Six counsellors trained by the Cana Movement are set to be provided with the opportunity to continue counselling people through proposed amendments to the Counselling Profession Act, Social Solidarity Minister Michael Falzon said this evening.
Falzon spoke of the six’s plight during debate on the proposed amendments, which were approved unanimously in parliament this evening.
The bill seeks to better streamline the counselling profession, including through the proper recognition of counselling trainees.
The original act, introduced in 2015, had established that counsellors needed to obtain a Masters in Counselling to obtain a full warrant. However, many long-serving counsellors, working with various entities and institutions, had no such qualifications, though they had been trained by the same institutions they worked with.
To address this, the act had provided for restricted warrants, which allow holders to continue working at the agency or institution which trained them, whilst preventing them from taking up counselling positions elsewhere.
However, the act provided a short time window for people to apply, leading some to miss out.

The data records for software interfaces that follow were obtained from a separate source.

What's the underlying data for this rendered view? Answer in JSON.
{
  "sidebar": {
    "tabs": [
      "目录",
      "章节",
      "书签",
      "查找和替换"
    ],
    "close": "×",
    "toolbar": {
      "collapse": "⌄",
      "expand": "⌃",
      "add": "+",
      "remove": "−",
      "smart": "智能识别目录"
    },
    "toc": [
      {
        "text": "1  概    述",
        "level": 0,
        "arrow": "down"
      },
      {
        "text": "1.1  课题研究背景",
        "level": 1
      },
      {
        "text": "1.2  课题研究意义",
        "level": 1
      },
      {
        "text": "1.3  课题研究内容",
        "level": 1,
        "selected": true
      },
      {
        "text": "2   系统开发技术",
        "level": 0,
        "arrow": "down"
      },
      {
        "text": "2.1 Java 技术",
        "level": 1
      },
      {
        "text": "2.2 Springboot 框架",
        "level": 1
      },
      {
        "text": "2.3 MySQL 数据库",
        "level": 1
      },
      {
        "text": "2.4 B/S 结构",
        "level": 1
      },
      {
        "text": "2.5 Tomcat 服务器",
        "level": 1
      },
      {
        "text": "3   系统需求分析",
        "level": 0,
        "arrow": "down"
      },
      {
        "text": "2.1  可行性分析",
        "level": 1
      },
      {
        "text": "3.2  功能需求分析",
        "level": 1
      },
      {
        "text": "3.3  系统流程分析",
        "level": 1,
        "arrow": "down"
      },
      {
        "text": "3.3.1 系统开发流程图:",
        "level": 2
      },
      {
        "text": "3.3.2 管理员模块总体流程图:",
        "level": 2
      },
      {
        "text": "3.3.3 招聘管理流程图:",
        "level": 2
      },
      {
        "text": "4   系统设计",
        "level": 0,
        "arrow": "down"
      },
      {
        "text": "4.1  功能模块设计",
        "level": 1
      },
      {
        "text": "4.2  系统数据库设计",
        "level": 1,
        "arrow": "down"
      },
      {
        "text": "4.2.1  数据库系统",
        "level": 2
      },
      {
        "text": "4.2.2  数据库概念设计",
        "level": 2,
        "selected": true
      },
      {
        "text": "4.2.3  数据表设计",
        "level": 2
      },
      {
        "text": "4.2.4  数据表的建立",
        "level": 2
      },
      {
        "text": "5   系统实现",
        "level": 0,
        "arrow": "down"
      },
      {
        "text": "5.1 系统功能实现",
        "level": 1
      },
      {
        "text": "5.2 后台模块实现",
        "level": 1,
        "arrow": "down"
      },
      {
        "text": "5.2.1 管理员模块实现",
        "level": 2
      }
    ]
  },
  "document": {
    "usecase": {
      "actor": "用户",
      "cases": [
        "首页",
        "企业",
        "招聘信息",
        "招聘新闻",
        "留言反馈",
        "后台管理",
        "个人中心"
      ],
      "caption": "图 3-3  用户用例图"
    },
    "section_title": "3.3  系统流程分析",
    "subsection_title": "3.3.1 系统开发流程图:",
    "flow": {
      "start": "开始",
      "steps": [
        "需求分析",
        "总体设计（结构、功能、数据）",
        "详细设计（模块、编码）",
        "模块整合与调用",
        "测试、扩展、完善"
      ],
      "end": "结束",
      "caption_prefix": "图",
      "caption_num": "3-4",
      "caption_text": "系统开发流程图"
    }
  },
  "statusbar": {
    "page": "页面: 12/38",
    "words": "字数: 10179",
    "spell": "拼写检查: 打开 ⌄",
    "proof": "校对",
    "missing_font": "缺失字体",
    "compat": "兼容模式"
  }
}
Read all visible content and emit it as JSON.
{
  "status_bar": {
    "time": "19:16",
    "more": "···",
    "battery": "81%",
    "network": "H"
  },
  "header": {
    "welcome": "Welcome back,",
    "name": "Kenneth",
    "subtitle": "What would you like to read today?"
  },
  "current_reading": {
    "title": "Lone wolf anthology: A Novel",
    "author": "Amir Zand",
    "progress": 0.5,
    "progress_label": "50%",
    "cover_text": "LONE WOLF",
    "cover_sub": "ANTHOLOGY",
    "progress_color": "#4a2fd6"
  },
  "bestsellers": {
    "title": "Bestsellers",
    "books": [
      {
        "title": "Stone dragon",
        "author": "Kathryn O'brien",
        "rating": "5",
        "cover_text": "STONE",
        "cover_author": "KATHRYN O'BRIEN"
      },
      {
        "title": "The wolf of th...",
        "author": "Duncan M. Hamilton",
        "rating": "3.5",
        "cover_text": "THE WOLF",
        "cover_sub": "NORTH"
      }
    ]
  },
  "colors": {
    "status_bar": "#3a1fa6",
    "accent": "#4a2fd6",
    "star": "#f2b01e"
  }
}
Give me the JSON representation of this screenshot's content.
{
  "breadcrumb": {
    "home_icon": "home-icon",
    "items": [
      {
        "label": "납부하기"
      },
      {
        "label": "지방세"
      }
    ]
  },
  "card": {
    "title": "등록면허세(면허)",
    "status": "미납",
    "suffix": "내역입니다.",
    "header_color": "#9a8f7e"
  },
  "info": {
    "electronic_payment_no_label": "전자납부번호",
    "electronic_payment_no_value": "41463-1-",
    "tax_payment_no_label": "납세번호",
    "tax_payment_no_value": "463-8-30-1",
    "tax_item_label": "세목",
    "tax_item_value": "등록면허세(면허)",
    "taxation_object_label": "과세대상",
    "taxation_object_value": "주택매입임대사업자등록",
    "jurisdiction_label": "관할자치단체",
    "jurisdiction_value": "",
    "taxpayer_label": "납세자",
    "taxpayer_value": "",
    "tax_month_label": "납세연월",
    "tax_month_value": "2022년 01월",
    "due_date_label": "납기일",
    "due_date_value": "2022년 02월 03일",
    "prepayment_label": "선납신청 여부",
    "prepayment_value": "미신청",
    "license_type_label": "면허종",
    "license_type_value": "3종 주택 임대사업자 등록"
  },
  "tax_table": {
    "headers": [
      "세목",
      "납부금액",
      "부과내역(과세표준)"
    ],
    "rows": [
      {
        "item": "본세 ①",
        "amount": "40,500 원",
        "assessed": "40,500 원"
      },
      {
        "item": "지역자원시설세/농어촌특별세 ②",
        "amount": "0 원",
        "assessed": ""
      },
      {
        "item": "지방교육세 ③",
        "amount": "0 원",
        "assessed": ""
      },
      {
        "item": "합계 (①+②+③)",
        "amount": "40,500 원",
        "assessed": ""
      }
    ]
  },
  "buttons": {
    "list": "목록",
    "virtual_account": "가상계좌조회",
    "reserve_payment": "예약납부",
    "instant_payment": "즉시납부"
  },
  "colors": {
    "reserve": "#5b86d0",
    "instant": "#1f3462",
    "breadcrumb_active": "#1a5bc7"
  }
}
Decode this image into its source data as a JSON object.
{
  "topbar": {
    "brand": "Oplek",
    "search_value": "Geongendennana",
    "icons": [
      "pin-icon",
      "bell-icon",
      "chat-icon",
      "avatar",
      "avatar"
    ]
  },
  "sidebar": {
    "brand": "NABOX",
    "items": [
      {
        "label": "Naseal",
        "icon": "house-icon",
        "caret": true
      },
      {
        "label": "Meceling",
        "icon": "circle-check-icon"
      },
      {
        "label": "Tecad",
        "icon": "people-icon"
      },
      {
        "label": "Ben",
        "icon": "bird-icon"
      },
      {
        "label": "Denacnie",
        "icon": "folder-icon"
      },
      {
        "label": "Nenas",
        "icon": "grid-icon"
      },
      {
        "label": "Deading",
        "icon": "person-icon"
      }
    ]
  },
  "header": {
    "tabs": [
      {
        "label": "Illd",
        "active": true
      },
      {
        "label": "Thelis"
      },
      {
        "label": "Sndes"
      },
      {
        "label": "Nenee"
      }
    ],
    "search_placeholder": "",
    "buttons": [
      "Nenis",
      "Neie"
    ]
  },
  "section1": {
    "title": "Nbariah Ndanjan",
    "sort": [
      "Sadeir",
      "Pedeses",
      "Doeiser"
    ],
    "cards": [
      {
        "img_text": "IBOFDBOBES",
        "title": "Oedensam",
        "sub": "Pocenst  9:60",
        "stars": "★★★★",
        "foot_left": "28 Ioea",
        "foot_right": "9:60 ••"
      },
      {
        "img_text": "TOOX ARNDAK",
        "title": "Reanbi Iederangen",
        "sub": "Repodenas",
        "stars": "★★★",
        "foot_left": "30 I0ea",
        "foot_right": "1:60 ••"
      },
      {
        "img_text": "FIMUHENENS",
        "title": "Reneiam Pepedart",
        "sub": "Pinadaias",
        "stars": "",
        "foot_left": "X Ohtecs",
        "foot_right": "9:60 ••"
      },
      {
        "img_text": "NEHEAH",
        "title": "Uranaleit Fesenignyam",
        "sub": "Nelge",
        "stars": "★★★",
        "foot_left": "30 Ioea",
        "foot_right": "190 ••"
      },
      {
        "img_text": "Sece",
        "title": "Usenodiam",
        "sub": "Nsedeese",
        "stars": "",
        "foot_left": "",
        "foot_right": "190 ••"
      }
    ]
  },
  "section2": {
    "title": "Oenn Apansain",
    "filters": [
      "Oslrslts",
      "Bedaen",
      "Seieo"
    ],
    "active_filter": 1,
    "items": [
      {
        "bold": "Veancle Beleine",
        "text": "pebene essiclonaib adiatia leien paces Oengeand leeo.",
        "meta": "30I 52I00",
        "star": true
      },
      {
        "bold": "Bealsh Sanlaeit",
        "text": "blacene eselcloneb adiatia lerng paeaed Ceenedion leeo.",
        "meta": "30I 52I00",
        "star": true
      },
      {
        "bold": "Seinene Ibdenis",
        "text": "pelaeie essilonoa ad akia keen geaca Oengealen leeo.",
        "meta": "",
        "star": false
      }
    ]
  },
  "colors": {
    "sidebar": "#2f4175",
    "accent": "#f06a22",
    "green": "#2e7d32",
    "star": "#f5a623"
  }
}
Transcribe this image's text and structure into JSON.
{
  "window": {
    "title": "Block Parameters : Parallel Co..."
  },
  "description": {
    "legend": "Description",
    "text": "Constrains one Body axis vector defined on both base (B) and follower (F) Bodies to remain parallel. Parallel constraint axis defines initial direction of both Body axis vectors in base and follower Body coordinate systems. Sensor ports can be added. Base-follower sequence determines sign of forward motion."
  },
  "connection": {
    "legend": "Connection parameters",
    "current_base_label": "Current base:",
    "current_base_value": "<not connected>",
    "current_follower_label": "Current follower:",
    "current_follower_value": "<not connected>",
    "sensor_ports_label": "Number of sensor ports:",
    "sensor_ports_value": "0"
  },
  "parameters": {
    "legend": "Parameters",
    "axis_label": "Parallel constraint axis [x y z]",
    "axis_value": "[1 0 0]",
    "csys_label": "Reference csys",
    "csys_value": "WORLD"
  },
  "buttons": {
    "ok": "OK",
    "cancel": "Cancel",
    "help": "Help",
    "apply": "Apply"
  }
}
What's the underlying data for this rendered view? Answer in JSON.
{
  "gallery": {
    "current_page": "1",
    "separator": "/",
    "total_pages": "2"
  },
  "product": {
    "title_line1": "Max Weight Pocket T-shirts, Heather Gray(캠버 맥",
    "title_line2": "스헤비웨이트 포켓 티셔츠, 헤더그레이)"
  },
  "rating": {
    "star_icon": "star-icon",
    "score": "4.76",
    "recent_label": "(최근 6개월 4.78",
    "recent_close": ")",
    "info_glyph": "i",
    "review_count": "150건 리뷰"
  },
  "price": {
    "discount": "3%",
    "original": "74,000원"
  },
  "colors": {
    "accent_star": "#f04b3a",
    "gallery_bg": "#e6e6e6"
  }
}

This included six counsellors trained by and working with the Cana Movement, which had been a pioneer in introducing counselling services to Malta.
The bill, Falzon explained, will extend the deadline for restricted warrants, thus allowing these six counsellors to continue providing their services.
“This amendment will not just make six people happy, but many more, as I am sure that they will be very motivated to help others through their work,” Falzon said.
Falzon also emphasised that the credentials and integrity of holders of restricted warrants should not be put in doubt, noting that these were people caught between two stools, as they could not obtain the required qualifications when they took up counselling.